The numbers: The trade deficit in goods widened 7.7% in October to a five-month high of $99 billion, as a strong dollar and weakening global economy dented U.S. exports.
The trade gap in goods rose from $91.9 billion in the prior month, the Census Bureau said. Exports fell 2.6% and imports rose 0.9%.
The trade gap in goods is still sharply lower, however, compared to a record $125.6 billion deficit in March.
Higher trade deficits subtract from gross domestic product, the official scorecard for the economy.
An advanced estimate of wholesale inventories, meanwhile, showed a 0.8% increase in October. Yet retail inventories slipped 0.2% in the month, according to an early estimate.

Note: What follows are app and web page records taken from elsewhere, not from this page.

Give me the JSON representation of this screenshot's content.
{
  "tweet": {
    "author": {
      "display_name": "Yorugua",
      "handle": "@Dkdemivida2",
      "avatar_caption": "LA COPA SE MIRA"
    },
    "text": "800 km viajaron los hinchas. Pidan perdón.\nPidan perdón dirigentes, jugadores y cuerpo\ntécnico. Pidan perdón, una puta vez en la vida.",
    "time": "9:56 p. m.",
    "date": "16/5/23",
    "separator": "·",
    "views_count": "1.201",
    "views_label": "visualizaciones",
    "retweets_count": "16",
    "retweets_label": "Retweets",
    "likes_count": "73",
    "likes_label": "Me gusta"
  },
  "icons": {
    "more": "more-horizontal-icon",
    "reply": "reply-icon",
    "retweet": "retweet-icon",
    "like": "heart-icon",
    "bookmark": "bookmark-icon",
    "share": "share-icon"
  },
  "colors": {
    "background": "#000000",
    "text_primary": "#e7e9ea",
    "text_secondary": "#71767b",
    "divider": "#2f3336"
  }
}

Big picture: The trade deficit usually doesn’t reveal much about the health of the economy, but it’s had an unusually large effect on GDP this year.
A record gap early in the year triggered a decline in GDP in the first quarter. Then a shrinking deficit gave a huge boost to third-quarter growth.

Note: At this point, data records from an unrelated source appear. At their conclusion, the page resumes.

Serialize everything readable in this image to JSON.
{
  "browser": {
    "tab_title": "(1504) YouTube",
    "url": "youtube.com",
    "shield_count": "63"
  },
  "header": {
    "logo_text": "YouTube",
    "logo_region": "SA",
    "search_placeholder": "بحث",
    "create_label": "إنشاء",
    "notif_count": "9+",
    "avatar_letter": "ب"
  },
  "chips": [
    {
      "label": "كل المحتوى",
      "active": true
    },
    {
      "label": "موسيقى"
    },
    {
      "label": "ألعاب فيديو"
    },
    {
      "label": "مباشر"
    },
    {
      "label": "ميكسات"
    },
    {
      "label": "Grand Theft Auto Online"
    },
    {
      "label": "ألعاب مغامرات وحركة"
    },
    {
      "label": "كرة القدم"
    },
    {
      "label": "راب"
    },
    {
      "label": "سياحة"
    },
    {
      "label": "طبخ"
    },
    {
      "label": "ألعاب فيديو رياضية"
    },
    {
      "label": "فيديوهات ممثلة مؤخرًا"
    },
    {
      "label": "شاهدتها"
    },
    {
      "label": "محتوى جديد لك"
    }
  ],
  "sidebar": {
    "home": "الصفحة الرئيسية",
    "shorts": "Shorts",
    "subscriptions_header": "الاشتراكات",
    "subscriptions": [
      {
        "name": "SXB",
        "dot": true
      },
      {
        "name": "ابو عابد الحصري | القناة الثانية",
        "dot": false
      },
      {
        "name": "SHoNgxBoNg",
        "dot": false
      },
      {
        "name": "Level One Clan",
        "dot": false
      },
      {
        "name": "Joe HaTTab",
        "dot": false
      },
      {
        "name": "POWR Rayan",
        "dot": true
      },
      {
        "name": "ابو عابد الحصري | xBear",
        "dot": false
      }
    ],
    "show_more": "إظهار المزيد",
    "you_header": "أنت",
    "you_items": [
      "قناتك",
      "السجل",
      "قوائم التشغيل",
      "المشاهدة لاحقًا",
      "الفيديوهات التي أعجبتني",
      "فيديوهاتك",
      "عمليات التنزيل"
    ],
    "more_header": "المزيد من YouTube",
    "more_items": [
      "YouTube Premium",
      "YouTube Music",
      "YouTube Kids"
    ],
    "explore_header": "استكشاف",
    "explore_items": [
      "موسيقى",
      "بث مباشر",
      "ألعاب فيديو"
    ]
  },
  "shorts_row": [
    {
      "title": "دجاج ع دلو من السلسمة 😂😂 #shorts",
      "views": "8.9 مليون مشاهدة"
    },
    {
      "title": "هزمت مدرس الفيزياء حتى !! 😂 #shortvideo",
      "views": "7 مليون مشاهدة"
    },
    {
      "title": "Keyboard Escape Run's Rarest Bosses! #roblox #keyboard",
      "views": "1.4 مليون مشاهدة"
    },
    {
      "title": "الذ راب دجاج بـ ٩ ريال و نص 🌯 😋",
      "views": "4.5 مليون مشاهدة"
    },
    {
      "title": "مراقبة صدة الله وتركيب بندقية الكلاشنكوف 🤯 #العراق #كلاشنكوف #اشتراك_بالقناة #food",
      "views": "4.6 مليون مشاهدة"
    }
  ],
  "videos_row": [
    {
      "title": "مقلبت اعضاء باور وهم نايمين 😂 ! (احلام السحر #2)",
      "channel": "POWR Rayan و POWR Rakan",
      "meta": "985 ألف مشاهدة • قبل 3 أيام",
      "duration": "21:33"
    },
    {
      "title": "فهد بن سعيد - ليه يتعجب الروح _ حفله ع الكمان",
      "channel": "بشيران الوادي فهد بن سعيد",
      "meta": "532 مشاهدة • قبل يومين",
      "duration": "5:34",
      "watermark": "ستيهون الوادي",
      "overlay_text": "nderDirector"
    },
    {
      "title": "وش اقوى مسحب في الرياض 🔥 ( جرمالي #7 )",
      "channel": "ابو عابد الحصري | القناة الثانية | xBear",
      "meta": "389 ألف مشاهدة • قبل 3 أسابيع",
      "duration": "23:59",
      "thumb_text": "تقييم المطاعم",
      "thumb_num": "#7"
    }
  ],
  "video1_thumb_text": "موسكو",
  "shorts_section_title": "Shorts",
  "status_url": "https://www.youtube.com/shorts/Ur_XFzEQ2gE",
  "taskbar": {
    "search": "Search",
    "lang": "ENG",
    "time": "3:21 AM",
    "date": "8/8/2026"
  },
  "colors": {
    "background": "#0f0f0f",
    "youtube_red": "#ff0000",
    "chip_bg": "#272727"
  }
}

The meandering trade deficit is only expected to have a muted effect on fourth-quarter GDP, however.
Key details: Imports of goods rose slightly to $272.7 billion in October. The U.S. imported more autos and industrial supplies.
Imports tend to rise ahead of the holiday shopping season.
Exports fell to $173.7 billion, a seven-month low. The U.S. exported fewer consumer goods and industrial supplies, likely reflecting a decline in oil prices.
A strong dollar and weak growth in other countries is hurting American exporters and is likely to have a mild negative effect on GDP.